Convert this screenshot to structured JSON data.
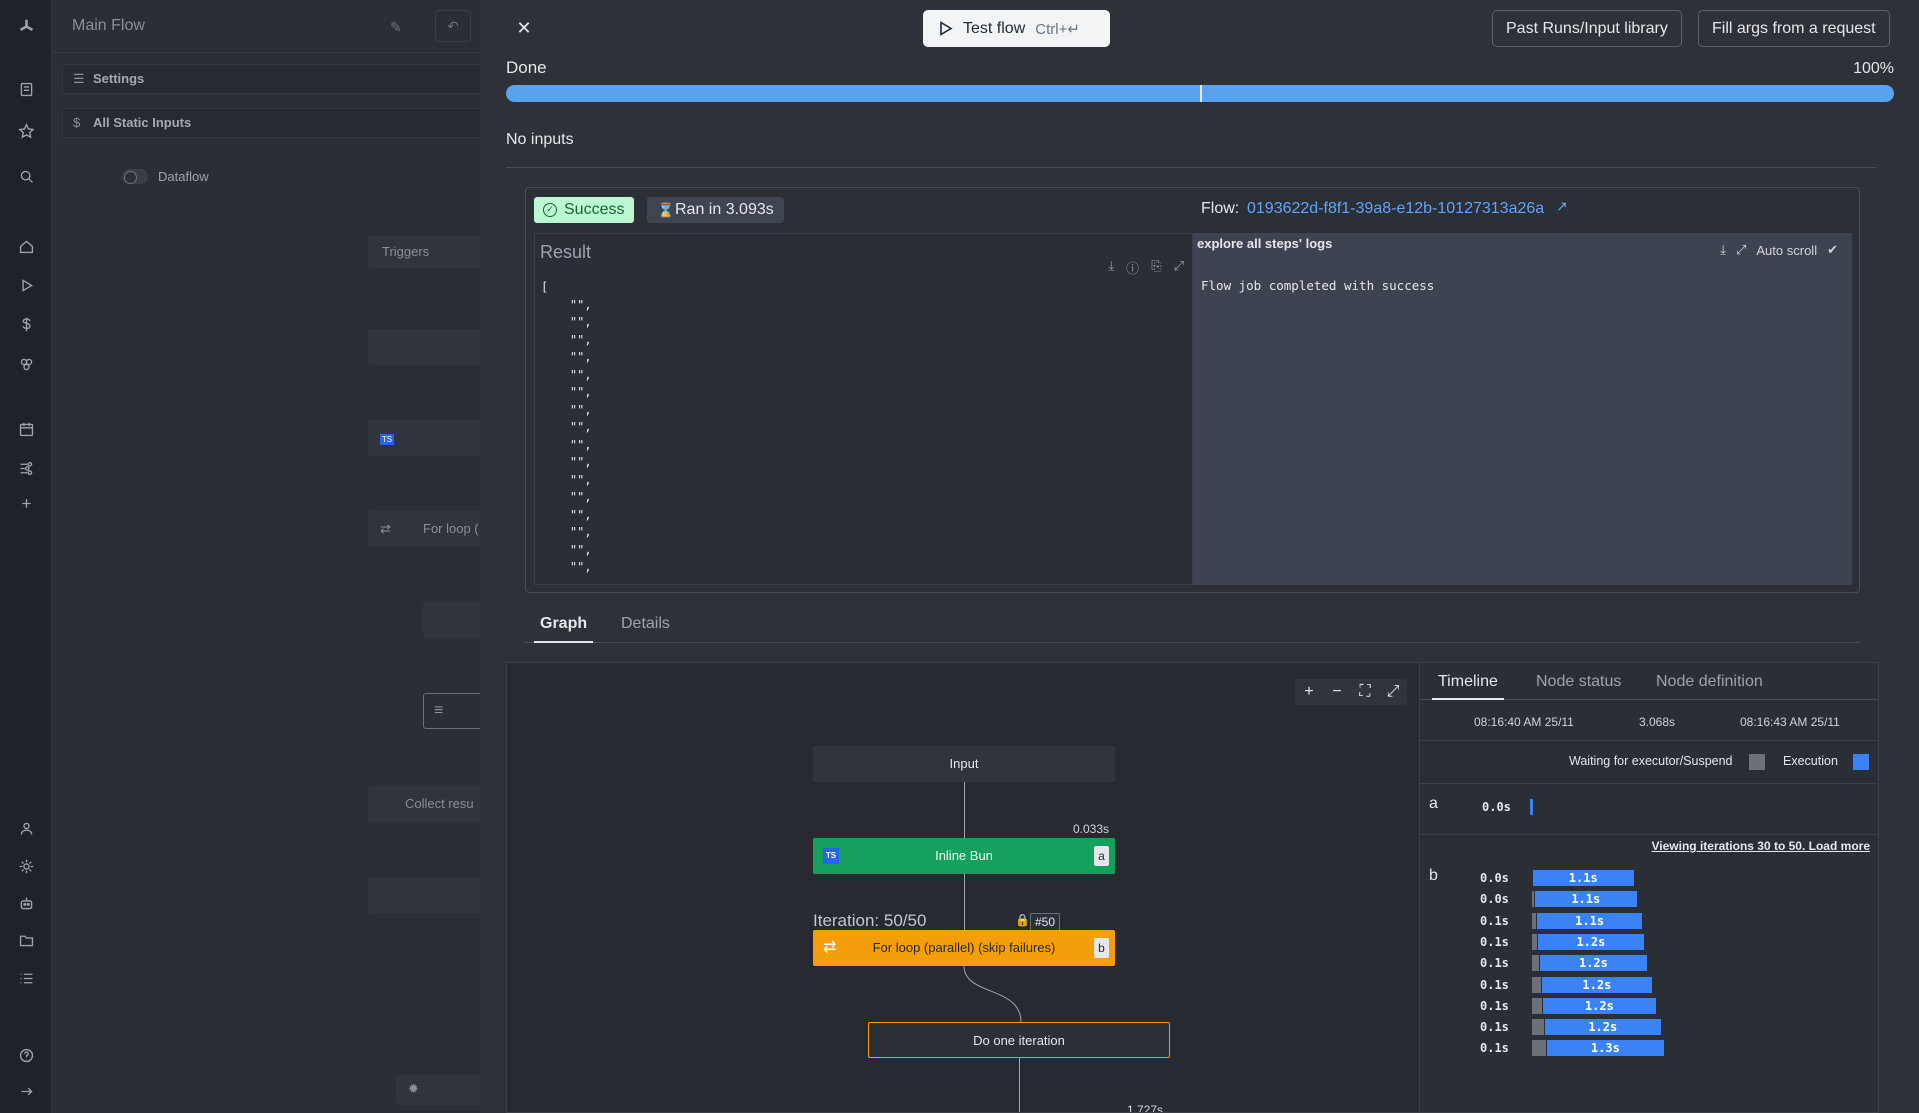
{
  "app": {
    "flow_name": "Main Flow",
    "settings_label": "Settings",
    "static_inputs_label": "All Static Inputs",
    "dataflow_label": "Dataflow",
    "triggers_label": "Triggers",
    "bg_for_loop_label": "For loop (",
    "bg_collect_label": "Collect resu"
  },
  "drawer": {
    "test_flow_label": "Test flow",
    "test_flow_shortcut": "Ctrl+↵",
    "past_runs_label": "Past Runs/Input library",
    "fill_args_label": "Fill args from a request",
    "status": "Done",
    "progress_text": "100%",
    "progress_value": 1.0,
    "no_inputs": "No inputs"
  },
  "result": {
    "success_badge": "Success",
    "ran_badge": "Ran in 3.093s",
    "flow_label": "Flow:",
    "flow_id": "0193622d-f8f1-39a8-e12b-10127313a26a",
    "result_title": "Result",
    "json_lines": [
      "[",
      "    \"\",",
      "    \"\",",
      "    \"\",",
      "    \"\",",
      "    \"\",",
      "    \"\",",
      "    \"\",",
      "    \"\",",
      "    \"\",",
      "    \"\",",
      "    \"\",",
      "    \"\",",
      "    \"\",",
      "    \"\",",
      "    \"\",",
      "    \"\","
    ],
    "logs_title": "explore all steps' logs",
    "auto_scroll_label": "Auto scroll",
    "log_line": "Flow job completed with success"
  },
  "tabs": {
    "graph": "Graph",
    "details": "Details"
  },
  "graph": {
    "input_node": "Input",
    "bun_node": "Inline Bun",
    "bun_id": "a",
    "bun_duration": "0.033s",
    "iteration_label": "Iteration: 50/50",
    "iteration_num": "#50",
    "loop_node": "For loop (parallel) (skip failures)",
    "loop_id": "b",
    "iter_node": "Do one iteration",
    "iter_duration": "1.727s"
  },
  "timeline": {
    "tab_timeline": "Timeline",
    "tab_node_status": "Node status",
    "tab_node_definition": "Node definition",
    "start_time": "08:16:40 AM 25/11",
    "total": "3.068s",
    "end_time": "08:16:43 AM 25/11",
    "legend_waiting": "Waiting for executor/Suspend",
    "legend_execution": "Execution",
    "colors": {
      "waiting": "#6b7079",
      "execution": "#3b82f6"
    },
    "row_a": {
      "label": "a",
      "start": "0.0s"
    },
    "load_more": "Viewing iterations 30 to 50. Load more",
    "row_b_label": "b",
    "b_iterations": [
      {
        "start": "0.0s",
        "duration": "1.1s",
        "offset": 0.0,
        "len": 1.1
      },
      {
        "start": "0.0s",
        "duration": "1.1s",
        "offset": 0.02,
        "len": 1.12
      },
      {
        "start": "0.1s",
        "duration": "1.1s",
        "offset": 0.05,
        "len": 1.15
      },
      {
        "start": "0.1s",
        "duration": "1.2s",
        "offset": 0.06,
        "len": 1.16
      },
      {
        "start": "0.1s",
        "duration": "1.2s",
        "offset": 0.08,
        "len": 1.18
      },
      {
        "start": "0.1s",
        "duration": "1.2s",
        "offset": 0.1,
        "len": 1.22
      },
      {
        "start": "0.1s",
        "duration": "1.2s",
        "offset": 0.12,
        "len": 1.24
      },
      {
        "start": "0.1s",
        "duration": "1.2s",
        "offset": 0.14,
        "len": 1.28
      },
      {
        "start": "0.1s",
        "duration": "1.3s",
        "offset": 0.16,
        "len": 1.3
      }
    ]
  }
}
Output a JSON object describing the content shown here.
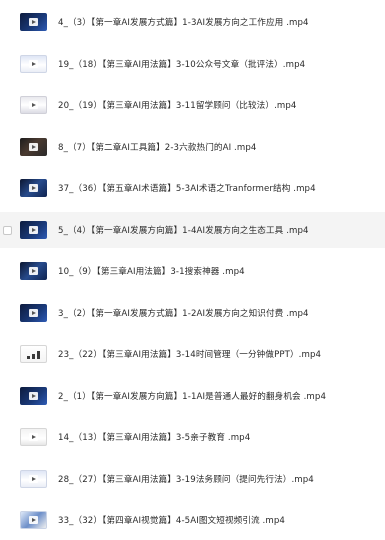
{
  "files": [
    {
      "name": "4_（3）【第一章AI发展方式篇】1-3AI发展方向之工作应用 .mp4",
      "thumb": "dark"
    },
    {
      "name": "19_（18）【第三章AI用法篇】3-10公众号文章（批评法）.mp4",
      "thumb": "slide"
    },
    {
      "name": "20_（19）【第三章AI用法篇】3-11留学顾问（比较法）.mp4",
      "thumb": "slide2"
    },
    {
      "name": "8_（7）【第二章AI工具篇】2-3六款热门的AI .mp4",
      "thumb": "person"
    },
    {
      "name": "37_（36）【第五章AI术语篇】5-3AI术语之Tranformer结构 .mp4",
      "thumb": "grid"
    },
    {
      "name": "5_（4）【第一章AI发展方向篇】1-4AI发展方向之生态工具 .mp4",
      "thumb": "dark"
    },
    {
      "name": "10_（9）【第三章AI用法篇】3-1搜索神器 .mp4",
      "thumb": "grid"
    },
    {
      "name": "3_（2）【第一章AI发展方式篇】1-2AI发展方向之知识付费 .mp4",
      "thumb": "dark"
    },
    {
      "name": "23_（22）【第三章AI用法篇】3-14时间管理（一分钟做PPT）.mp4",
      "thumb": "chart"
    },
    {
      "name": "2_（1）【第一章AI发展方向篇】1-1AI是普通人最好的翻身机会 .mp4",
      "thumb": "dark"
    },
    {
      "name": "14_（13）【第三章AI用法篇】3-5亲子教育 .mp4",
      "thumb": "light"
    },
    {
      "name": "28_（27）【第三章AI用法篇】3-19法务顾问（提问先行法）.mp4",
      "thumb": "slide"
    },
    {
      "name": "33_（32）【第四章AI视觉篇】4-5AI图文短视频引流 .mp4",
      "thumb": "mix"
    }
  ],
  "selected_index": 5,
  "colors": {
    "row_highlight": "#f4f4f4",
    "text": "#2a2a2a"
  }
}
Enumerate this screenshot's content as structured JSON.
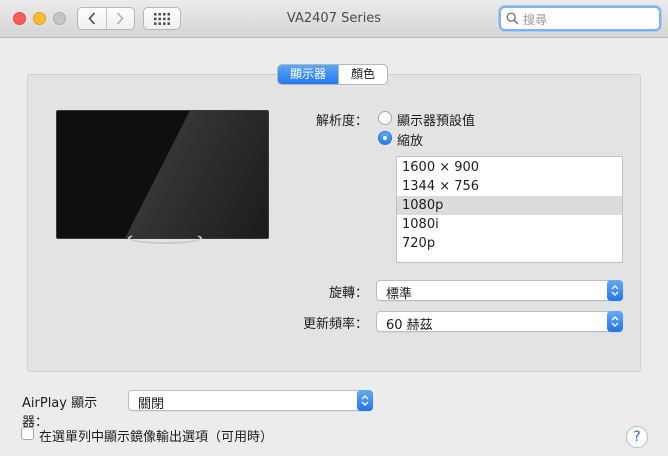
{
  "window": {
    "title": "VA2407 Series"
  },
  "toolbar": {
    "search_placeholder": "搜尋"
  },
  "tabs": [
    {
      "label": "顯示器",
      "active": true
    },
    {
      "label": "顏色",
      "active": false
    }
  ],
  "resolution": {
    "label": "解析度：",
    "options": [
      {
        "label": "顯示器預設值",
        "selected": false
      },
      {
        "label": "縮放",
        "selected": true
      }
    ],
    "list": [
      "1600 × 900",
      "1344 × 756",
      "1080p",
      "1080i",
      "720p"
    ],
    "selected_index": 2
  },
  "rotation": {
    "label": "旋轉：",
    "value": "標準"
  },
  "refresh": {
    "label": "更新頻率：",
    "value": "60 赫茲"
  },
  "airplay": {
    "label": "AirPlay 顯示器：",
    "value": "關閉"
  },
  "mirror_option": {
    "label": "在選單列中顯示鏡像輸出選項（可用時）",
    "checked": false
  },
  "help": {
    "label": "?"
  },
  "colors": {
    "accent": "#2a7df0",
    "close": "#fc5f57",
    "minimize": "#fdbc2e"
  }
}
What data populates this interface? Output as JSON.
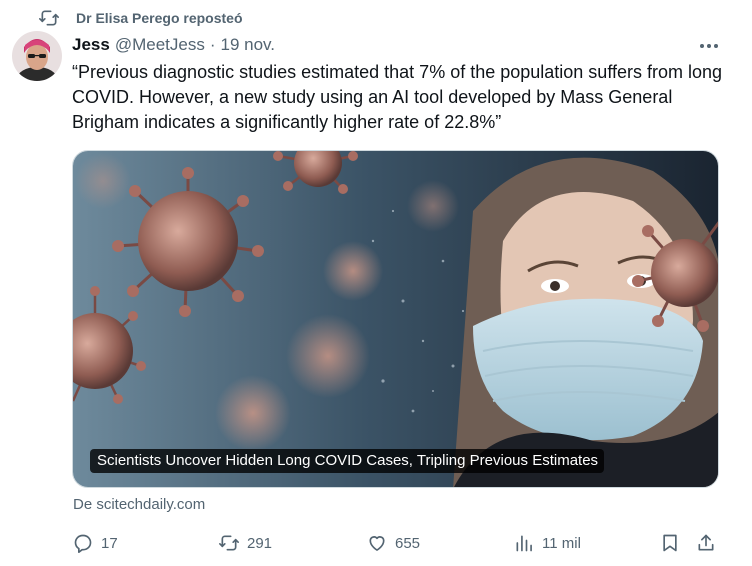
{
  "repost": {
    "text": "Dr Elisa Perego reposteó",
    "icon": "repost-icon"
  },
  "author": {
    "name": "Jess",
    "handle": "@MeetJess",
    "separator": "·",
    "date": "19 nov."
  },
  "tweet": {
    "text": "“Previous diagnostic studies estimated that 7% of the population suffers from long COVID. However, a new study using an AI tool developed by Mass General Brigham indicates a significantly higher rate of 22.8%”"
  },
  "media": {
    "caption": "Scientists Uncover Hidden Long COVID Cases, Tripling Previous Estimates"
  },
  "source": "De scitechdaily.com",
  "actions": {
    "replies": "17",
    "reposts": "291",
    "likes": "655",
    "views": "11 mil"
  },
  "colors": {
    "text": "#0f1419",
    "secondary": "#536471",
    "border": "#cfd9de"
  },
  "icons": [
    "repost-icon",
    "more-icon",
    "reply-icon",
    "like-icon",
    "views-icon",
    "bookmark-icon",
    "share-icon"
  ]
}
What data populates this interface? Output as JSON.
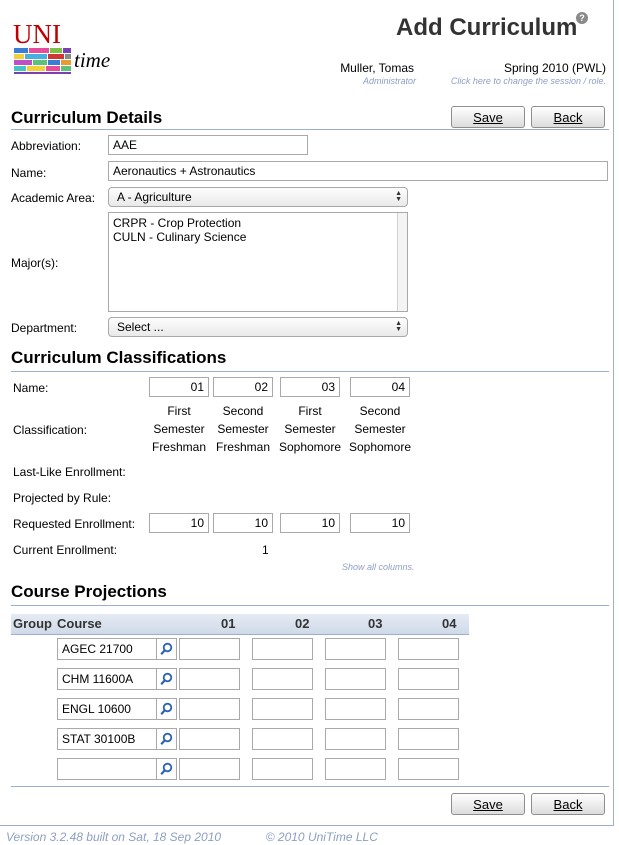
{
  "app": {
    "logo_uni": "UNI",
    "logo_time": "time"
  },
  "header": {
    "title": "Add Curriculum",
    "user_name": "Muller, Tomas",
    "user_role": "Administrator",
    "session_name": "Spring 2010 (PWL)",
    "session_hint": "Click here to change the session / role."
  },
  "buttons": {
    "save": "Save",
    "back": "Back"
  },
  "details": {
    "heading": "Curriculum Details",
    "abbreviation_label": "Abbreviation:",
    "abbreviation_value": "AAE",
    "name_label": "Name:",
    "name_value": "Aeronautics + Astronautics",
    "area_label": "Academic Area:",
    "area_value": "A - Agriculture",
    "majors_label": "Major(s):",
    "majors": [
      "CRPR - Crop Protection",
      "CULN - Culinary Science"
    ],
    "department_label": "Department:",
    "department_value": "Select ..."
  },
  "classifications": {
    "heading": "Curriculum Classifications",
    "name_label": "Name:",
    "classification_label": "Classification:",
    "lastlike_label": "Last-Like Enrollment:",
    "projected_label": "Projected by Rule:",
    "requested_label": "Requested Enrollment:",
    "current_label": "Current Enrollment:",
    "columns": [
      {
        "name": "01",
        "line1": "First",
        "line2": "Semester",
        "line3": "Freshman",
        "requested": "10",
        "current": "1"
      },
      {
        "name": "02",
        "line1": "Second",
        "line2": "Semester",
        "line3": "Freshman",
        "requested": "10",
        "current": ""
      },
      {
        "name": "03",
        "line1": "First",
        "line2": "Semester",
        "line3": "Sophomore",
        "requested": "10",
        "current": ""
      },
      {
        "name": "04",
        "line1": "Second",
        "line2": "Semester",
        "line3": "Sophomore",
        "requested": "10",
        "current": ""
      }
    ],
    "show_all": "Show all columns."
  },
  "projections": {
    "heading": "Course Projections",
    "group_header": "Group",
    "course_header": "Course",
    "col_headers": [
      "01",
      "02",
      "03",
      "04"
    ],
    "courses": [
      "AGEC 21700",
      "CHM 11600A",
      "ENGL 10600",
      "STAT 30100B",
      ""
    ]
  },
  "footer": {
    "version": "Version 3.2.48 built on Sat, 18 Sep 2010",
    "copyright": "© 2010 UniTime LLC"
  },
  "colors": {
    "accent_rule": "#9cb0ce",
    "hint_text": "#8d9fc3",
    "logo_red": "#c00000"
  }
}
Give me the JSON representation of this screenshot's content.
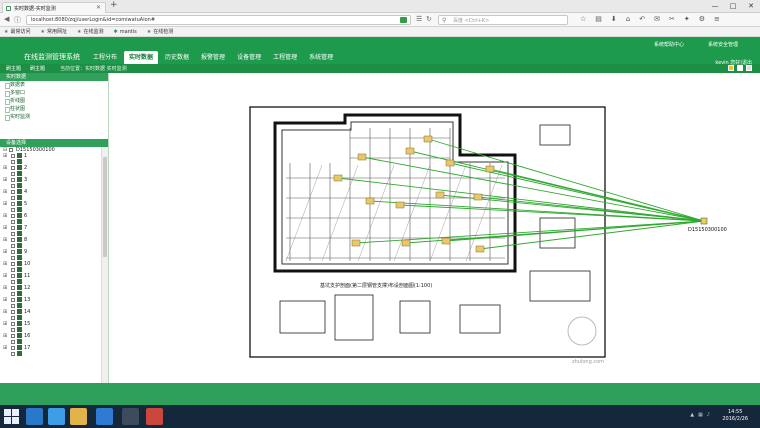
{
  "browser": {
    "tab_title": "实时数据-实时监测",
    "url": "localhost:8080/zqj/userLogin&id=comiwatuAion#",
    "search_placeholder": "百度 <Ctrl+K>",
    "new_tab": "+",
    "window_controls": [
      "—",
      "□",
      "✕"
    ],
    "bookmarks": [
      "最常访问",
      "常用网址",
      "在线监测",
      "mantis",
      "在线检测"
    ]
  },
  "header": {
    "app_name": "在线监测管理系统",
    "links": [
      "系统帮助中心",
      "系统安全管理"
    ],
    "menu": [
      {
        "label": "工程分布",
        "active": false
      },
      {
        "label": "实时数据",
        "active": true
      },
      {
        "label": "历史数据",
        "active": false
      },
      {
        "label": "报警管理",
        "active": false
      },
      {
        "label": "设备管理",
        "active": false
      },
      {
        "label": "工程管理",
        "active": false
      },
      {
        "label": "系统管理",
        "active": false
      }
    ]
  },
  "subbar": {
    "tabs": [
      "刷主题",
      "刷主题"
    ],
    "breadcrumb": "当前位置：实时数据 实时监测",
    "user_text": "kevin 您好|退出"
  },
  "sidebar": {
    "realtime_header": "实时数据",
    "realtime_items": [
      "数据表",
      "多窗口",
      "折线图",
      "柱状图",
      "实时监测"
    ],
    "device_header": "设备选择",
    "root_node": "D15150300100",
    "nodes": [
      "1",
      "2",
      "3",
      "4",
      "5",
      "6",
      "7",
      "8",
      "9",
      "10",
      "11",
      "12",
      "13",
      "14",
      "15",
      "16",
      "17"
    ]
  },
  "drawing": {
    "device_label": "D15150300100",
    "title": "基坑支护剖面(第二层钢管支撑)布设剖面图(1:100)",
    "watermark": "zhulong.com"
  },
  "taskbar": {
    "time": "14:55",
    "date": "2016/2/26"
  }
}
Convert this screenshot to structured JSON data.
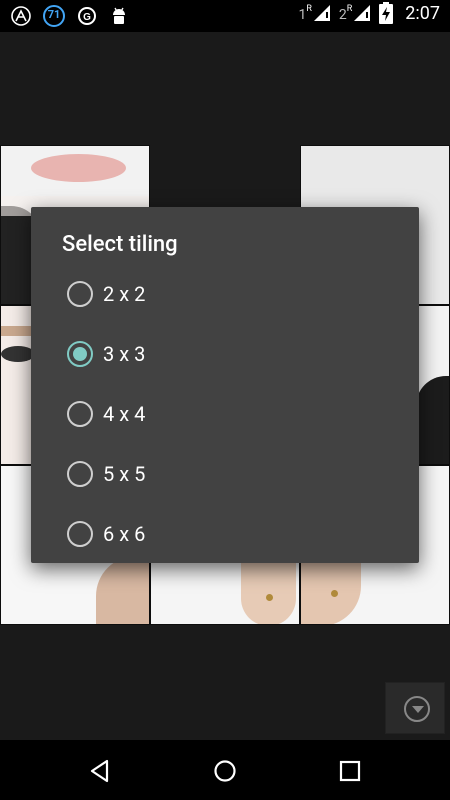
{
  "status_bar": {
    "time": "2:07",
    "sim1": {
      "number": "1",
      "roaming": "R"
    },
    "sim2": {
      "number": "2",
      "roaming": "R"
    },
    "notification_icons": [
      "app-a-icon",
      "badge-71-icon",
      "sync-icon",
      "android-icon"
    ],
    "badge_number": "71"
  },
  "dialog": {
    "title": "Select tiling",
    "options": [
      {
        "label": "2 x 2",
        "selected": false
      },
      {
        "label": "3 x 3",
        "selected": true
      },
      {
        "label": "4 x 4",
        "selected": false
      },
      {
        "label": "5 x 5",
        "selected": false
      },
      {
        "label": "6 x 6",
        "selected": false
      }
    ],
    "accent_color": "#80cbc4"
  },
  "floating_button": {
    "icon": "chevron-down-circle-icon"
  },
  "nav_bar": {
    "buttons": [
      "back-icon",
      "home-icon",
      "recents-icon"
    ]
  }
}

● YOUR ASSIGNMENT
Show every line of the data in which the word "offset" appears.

● OUTPUT FOR THIS TASK
        "offset": 0.0,
        "offset": 0.02,
        "offset": 0.05,
        "offset": 0.06,
        "offset": 0.08,
        "offset": 0.1,
        "offset": 0.12,
        "offset": 0.14,
        "offset": 0.16,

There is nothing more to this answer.